====== RECORD SET ======
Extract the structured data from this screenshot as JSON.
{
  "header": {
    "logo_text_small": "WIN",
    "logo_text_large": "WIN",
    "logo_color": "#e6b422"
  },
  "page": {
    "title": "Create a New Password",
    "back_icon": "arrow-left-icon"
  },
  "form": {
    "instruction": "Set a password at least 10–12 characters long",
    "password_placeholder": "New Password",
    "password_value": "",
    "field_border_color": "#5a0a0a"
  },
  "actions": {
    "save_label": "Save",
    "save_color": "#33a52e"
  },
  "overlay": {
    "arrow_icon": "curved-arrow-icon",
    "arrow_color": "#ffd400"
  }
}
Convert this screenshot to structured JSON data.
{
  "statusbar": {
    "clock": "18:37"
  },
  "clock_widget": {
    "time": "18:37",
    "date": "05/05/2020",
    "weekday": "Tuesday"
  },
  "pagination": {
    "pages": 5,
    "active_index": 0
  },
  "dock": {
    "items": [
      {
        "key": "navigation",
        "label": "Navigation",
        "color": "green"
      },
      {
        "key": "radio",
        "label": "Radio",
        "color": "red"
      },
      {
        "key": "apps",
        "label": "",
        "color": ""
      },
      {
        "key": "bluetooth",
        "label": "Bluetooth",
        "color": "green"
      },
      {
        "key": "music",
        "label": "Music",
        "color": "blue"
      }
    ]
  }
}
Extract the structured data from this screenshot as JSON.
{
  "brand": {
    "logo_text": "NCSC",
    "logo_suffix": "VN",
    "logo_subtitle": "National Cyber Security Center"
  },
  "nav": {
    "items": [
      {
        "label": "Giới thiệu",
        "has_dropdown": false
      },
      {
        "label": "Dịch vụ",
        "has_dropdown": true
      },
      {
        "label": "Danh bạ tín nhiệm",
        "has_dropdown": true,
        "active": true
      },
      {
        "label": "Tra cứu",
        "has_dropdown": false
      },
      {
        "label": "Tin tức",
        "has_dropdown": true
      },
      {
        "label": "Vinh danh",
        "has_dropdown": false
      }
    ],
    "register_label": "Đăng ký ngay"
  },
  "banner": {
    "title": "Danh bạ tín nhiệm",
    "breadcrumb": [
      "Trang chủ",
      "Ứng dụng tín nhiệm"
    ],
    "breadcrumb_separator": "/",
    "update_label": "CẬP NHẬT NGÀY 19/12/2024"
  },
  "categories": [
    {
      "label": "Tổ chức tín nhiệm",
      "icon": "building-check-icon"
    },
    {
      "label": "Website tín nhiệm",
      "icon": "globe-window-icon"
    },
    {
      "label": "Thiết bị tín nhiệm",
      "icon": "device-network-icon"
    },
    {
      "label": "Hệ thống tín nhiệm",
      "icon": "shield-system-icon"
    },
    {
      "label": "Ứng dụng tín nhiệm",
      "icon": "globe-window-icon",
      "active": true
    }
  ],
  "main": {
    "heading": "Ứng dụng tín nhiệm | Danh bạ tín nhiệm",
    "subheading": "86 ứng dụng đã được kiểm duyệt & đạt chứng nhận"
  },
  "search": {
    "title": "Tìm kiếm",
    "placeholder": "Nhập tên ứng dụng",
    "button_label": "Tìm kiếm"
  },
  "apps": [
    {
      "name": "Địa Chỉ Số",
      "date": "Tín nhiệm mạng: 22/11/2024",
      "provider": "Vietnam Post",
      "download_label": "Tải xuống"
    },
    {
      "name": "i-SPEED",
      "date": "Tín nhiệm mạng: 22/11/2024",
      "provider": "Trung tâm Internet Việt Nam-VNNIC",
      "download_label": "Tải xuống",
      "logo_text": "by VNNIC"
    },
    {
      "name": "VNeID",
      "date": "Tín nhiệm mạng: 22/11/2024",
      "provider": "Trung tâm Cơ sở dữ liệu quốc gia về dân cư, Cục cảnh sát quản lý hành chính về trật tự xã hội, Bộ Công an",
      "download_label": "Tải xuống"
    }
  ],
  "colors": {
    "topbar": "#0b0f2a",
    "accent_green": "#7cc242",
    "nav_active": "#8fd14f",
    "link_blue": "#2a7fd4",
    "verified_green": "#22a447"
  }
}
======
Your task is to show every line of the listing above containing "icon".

## ANSWER SECTION
    "back_icon": "arrow-left-icon"
    "arrow_icon": "curved-arrow-icon",
      "icon": "building-check-icon"
      "icon": "globe-window-icon"
      "icon": "device-network-icon"
      "icon": "shield-system-icon"
      "icon": "globe-window-icon",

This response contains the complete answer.